- **Work required**:
Find the lines in these entries that include the word "price" and state how many there are, with no other words.

Element data from apps and pages
------------------------------------
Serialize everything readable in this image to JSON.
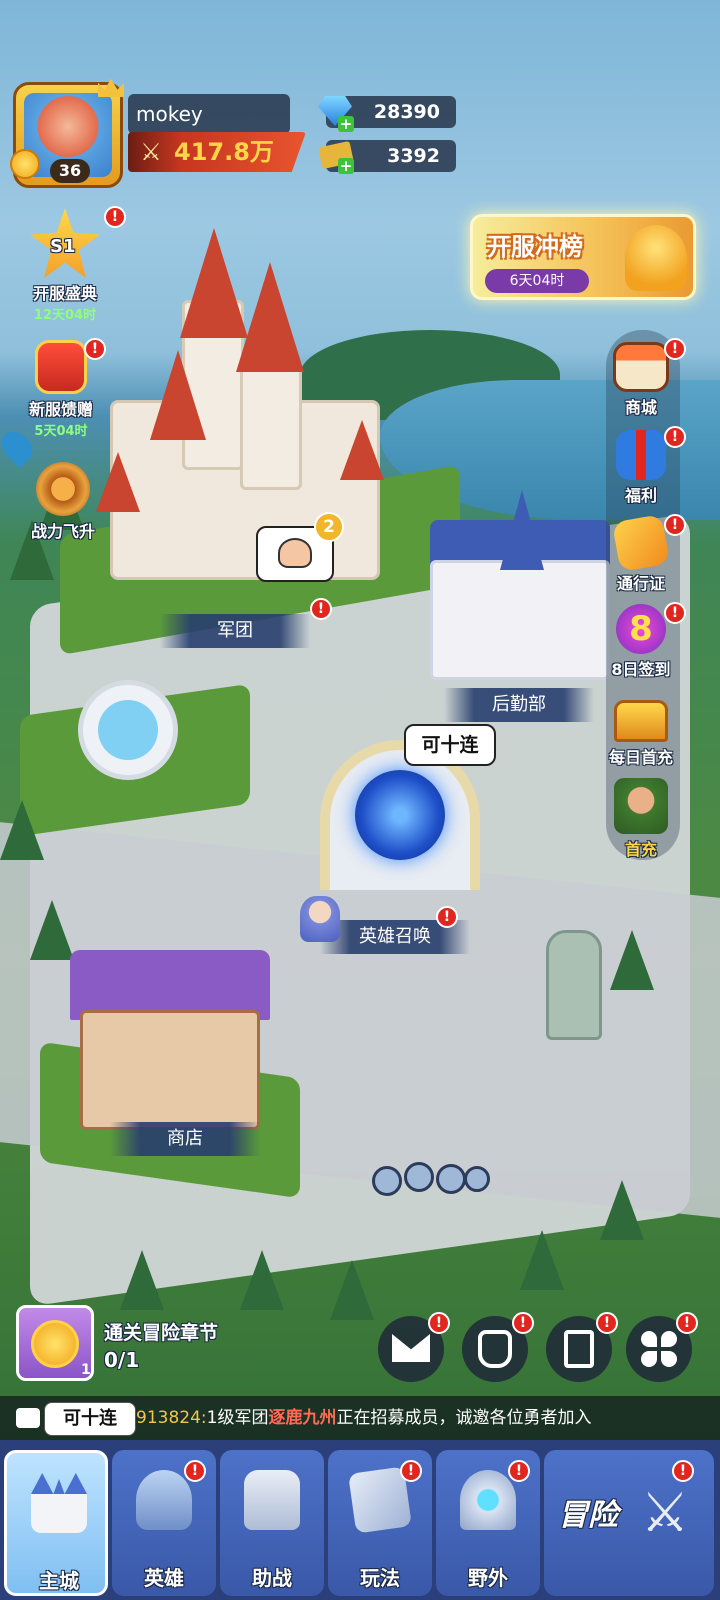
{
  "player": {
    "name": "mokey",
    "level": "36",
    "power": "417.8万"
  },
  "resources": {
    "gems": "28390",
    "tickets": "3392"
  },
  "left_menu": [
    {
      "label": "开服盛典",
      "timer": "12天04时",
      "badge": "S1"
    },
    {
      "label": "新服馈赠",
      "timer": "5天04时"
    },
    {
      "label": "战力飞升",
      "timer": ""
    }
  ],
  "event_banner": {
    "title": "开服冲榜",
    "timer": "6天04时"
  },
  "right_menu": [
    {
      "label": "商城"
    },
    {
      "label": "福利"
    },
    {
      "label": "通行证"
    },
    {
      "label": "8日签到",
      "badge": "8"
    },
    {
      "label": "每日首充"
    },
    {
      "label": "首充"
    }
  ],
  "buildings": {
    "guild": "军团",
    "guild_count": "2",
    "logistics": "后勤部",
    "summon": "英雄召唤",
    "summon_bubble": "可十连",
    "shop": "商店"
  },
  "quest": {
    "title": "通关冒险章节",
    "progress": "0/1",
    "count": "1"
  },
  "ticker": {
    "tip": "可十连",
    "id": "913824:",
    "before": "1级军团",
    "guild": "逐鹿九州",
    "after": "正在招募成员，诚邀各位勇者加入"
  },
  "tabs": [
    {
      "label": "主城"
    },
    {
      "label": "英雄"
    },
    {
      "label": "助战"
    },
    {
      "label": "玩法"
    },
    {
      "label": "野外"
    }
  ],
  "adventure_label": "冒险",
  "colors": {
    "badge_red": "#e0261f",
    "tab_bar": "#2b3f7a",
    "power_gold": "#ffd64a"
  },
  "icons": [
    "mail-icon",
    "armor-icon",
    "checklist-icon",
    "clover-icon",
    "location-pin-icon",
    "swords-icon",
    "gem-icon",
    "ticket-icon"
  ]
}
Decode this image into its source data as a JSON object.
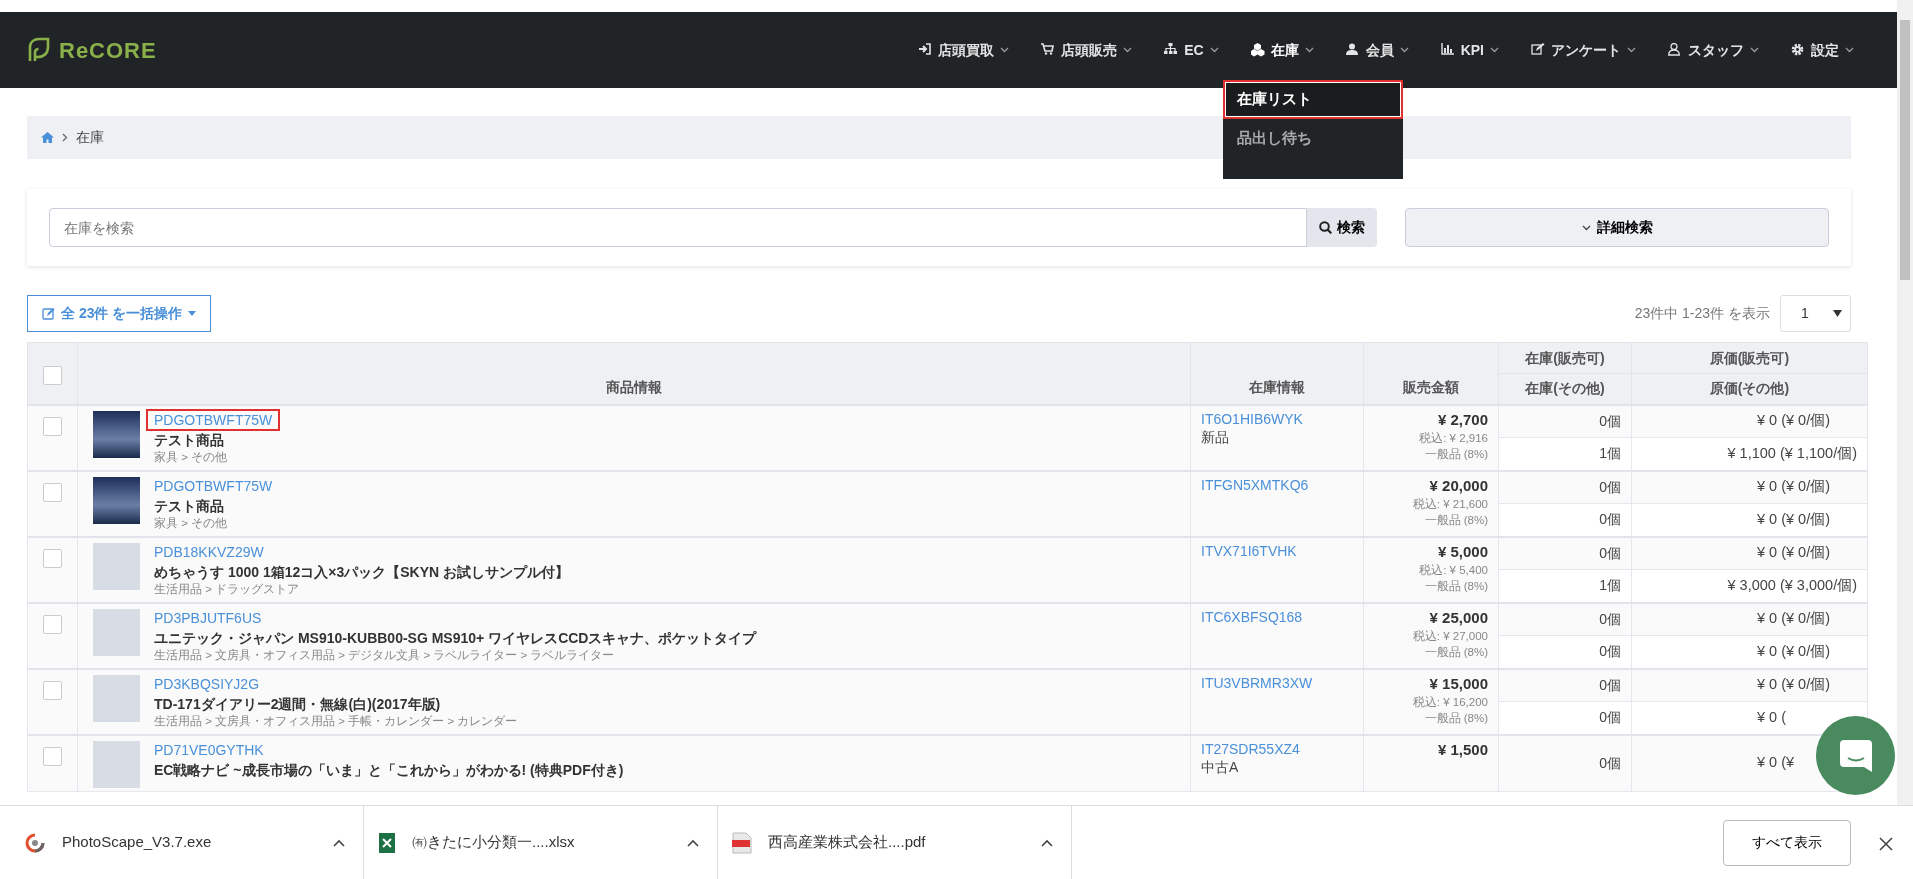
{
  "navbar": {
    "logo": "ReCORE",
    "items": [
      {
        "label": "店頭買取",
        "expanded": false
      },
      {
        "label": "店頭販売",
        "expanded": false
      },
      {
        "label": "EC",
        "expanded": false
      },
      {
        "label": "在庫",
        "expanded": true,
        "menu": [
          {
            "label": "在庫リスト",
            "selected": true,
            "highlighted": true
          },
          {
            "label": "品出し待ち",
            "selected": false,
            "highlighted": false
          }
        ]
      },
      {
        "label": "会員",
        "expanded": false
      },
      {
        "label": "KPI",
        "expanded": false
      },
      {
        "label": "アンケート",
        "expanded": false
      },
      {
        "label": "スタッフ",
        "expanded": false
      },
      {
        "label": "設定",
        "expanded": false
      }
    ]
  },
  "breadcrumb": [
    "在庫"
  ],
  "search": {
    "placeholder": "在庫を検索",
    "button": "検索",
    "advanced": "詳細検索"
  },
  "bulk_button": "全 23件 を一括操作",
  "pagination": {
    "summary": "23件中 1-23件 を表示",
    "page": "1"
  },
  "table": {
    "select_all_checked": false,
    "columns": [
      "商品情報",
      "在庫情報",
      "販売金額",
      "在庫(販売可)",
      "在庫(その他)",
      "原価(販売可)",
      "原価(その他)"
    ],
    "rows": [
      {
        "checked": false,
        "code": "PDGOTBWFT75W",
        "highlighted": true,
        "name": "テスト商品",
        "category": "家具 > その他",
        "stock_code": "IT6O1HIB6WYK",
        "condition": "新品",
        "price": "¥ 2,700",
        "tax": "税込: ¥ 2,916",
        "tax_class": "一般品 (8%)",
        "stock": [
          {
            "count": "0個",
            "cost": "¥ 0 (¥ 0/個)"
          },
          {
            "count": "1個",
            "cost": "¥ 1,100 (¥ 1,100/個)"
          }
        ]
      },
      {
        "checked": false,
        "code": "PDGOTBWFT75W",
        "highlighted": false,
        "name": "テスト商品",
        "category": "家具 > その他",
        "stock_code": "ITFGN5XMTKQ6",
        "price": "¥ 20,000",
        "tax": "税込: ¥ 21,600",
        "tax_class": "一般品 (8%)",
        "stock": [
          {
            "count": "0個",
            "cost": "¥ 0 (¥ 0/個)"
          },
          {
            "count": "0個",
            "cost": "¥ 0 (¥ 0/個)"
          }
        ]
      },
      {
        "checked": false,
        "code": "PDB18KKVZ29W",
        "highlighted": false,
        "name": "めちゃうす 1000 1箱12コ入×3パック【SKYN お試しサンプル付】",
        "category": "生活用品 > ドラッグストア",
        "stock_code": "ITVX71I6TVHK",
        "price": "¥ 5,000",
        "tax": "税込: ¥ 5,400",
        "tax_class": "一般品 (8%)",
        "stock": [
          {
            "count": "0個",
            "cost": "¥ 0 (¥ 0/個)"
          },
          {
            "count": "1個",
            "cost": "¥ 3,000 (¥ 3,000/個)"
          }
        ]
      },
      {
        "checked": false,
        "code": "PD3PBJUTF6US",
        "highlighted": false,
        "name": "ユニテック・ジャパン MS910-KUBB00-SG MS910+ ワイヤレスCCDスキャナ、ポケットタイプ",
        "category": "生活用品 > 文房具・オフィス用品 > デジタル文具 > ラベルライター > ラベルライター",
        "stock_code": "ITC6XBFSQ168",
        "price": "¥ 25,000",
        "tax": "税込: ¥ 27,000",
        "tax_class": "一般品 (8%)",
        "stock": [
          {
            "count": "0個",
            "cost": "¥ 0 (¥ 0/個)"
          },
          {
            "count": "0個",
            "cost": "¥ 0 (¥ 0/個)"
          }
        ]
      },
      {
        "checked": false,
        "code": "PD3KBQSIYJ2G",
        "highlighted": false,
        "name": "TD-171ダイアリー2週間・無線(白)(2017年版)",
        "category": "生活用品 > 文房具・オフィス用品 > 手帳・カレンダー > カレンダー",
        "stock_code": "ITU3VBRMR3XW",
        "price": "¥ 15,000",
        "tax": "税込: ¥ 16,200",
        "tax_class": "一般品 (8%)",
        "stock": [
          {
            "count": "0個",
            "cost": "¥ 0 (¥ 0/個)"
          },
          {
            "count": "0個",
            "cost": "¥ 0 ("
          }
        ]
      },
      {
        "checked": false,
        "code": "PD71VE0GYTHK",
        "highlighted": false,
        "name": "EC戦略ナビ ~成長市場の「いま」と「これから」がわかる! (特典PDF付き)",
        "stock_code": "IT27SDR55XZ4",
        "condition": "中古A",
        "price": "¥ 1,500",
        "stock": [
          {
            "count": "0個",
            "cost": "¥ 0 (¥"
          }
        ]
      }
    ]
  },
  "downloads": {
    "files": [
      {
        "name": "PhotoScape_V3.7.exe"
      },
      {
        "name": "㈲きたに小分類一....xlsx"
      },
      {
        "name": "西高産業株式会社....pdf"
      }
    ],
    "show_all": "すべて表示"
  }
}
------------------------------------
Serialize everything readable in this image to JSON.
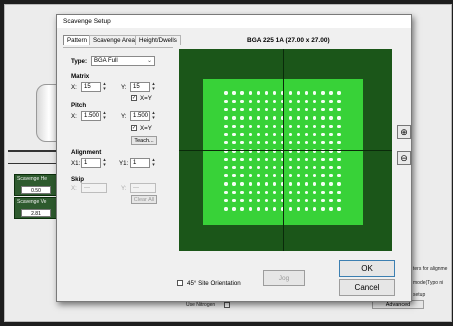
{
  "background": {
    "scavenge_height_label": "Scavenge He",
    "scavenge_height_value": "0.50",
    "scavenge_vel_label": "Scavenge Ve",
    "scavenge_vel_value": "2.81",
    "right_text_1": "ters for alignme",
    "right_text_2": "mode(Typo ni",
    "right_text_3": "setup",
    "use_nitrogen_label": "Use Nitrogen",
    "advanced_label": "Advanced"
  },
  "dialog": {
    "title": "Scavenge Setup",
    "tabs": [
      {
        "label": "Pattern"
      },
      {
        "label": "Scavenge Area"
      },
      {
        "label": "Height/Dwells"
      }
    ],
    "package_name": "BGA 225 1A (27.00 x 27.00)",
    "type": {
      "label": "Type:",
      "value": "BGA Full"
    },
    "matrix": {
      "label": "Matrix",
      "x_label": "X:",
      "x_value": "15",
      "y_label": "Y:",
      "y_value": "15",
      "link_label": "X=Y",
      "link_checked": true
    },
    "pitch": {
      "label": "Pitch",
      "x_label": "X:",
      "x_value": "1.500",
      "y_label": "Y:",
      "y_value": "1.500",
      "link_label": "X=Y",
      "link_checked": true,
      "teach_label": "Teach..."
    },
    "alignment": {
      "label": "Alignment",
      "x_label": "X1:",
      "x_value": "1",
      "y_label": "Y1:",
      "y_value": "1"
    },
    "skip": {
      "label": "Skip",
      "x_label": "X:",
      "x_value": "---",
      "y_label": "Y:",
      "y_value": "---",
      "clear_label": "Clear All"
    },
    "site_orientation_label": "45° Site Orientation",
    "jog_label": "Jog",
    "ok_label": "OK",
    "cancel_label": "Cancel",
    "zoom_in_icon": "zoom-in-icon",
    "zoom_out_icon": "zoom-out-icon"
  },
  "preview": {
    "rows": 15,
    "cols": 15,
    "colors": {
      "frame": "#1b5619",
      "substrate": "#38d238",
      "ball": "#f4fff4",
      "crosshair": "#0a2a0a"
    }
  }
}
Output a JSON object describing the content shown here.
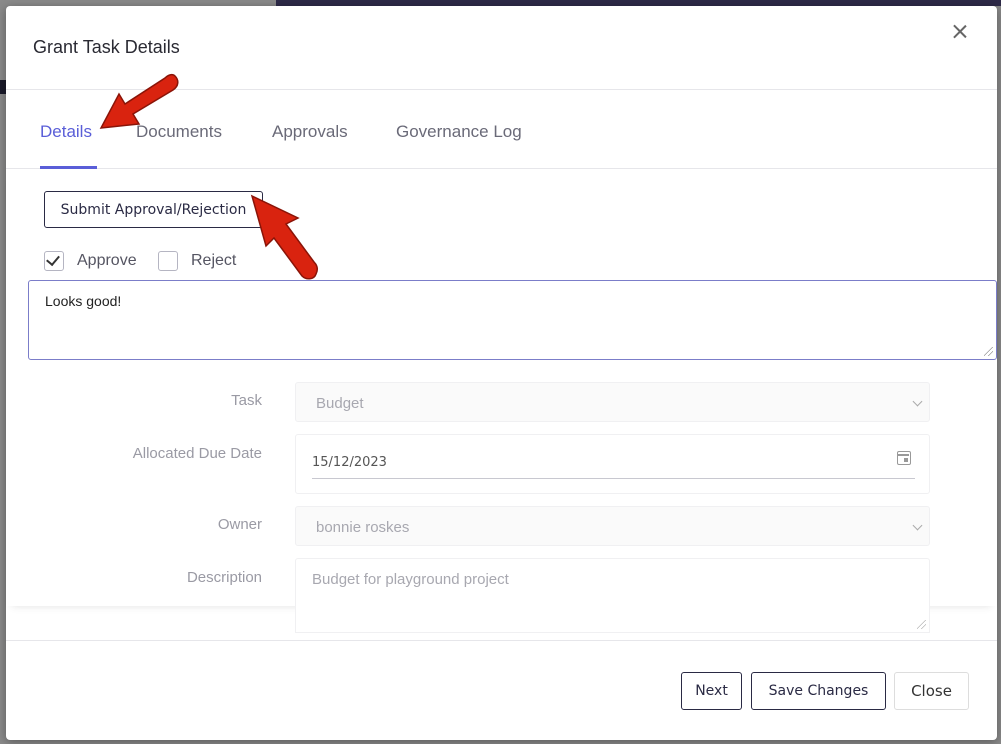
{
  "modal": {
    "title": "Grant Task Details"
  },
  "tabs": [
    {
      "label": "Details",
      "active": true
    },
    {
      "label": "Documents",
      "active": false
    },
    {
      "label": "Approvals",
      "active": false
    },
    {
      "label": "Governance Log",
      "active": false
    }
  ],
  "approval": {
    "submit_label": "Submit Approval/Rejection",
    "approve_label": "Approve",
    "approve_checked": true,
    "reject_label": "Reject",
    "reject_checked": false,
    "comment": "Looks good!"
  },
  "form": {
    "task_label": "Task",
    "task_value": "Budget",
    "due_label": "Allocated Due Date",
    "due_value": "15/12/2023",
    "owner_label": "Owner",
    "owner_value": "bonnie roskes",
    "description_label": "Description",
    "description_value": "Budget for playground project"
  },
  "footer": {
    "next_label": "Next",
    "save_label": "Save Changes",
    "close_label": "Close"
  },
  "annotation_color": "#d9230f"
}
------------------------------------
- **Written solution**:
6